Bush Unveils Plan on Gasoline Prices

WASHINGTON -- With gasoline prices expected to hover at record highs through summer, U.S. President George W. Bush on Tuesday called for price-fixing investigations and several measures aimed at holding down the costs of driving.

Amid growing Republican unrest about the politics of gasoline at $3 per gallon, or 79 cents per liter, Bush told the Renewable Fuels Association he would take the unusual step of suspending shipments to the U.S. Strategic Petroleum Reserve to boost supply and help hold down oil prices. The president also said he would temporarily ease environmental regulations that require the use of cleaner-burning fuel additives to cut down on summertime pollution.

Still, according to industry experts and administration officials, Bush's efforts at best are likely to shave a few cents per gallon off the cost of gasoline.

"Energy experts predict gas prices are going to remain high throughout the summer, and that's going to be a continued strain on the American people," Bush said in his speech.
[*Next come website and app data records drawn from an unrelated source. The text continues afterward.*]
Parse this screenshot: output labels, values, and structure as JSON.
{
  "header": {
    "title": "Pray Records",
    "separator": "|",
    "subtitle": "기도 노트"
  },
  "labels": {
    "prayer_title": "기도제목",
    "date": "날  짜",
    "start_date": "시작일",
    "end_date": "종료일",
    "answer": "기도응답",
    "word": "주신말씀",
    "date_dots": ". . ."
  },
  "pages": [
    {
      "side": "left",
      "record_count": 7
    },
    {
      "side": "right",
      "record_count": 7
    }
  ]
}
Under pressure from Republican leaders, Bush is taking a tough public line with the U.S. oil companies that are recording record profits and paying hefty salaries and retirement packages to executives. Bush ordered three federal agencies to investigate whether companies are manipulating the cost of gasoline -- boosting prices as many report record profits. The administration asked state governments to do the same.

Some lawmakers and consumer groups have charged that oil companies are improperly setting high prices -- an accusation that has been difficult to prove in the past.

Despite Tuesday's tough rhetoric, neither the White House nor Congress is rushing to hit the oil industry in the pocketbook.

Republicans negotiating a major tax bill have agreed to strike Senate-passed measures that would raise taxes on the major oil companies by nearly $5 billion over five years. And Bush's statement that Congress should roll back tax breaks for the industry is less dramatic than it sounds. His proposal merely stretches out a tax write-off from oil exploration from two years to five years, a plan that industry officials do not oppose.

Privately, Republicans said price-fixing investigations are good politics but unlikely to result in any significant punishments or price changes this year. Bob Slaughter, president of the National Petrochemical & Refiners Association, said that it "does smack of 'round up the usual suspects.'"

Bush is trying to walk a fine line with gasoline prices. Two years ago, when Democratic presidential candidate John Kerry suggested suspending purchases for the strategic petroleum reserve, Bush responded, "We will not play politics with the Strategic Petroleum Reserve," which he emphasized is solely for "major disruptions of energy supplies."

With polls showing that high gas prices are creating deep anxiety about the election-year economy, however, the president wants to project the image of a leader doing everything he can to provide some relief -- without alienating corporate allies and economic conservatives who loathe government intervention in the market.

The White House on Tuesday rejected one measure backed by Democrats and at least one prominent Republican: a tax on some oil company profits. White House spokesman Scott McClellan called it a "failed command-and-control approach of the past."

Bush's order to suspend oil shipments to the strategic oil reserve -- the government's emergency supply for national security or other crises -- will increase the domestic supply by less than 1 percent. This could translate into saving consumers a few cents per gallon at best, energy experts said. Philip Verleger, an Aspen, Colorado-based oil consultant, said that Bush's proposals were "more or less like prescribing aspirin to take care of prostate cancer."